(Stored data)
:::
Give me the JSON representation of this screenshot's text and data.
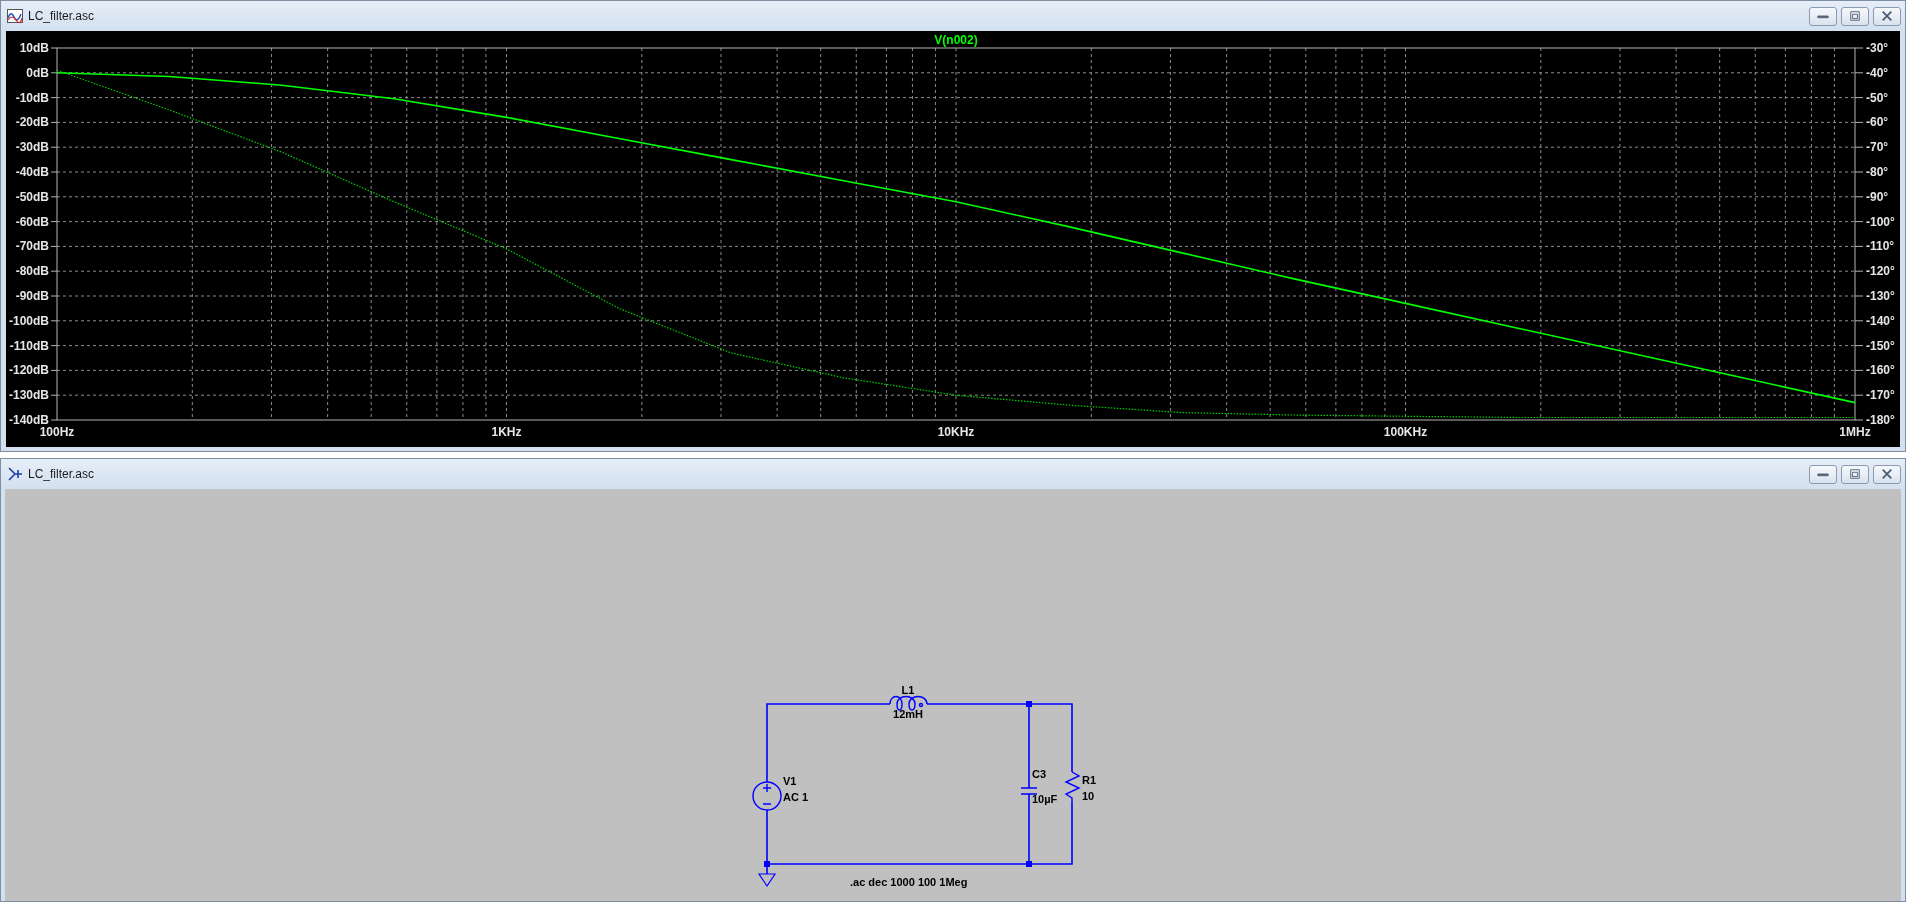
{
  "windows": [
    {
      "kind": "waveform",
      "title": "LC_filter.asc",
      "plot": {
        "chart_data": {
          "type": "line",
          "title": "V(n002)",
          "categories": [
            "100Hz",
            null,
            null,
            null,
            "1KHz",
            null,
            null,
            null,
            "10KHz",
            null,
            null,
            null,
            "100KHz",
            null,
            null,
            null,
            "1MHz"
          ],
          "series": [
            {
              "color": "#00ff00",
              "values": [
                0,
                -1.5,
                -5,
                -10.5,
                -18,
                -26.5,
                -35,
                -43.5,
                -52,
                -62,
                -72.5,
                -83,
                -93,
                -103,
                -113,
                -123,
                -133
              ]
            },
            {
              "color": "#00d000",
              "axis": "y2",
              "line_style": "dotted",
              "values": [
                -39,
                -55,
                -72,
                -92,
                -111,
                -135,
                -153,
                -163,
                -170,
                -174,
                -177,
                -178,
                -178.5,
                -179,
                -179,
                -179,
                -179
              ]
            }
          ],
          "grid": true,
          "ylim": [
            -140,
            10
          ],
          "y2lim": [
            -180,
            -30
          ],
          "yticks": [
            {
              "value": 10,
              "label": "10dB"
            },
            {
              "value": 0,
              "label": "0dB"
            },
            {
              "value": -10,
              "label": "-10dB"
            },
            {
              "value": -20,
              "label": "-20dB"
            },
            {
              "value": -30,
              "label": "-30dB"
            },
            {
              "value": -40,
              "label": "-40dB"
            },
            {
              "value": -50,
              "label": "-50dB"
            },
            {
              "value": -60,
              "label": "-60dB"
            },
            {
              "value": -70,
              "label": "-70dB"
            },
            {
              "value": -80,
              "label": "-80dB"
            },
            {
              "value": -90,
              "label": "-90dB"
            },
            {
              "value": -100,
              "label": "-100dB"
            },
            {
              "value": -110,
              "label": "-110dB"
            },
            {
              "value": -120,
              "label": "-120dB"
            },
            {
              "value": -130,
              "label": "-130dB"
            },
            {
              "value": -140,
              "label": "-140dB"
            }
          ],
          "y2ticks": [
            {
              "value": -30,
              "label": "-30°"
            },
            {
              "value": -40,
              "label": "-40°"
            },
            {
              "value": -50,
              "label": "-50°"
            },
            {
              "value": -60,
              "label": "-60°"
            },
            {
              "value": -70,
              "label": "-70°"
            },
            {
              "value": -80,
              "label": "-80°"
            },
            {
              "value": -90,
              "label": "-90°"
            },
            {
              "value": -100,
              "label": "-100°"
            },
            {
              "value": -110,
              "label": "-110°"
            },
            {
              "value": -120,
              "label": "-120°"
            },
            {
              "value": -130,
              "label": "-130°"
            },
            {
              "value": -140,
              "label": "-140°"
            },
            {
              "value": -150,
              "label": "-150°"
            },
            {
              "value": -160,
              "label": "-160°"
            },
            {
              "value": -170,
              "label": "-170°"
            },
            {
              "value": -180,
              "label": "-180°"
            }
          ]
        }
      }
    },
    {
      "kind": "schematic",
      "title": "LC_filter.asc",
      "schematic": {
        "components": [
          {
            "kind": "voltage_source",
            "name": "V1",
            "value": "AC 1"
          },
          {
            "kind": "inductor",
            "name": "L1",
            "value": "12mH"
          },
          {
            "kind": "capacitor",
            "name": "C3",
            "value": "10µF"
          },
          {
            "kind": "resistor",
            "name": "R1",
            "value": "10"
          }
        ],
        "directive": ".ac dec 1000 100 1Meg"
      }
    }
  ]
}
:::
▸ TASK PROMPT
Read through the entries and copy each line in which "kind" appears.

▸ SOLUTION FOR THIS EXERCISE
      "kind": "waveform",
      "kind": "schematic",
            "kind": "voltage_source",
            "kind": "inductor",
            "kind": "capacitor",
            "kind": "resistor",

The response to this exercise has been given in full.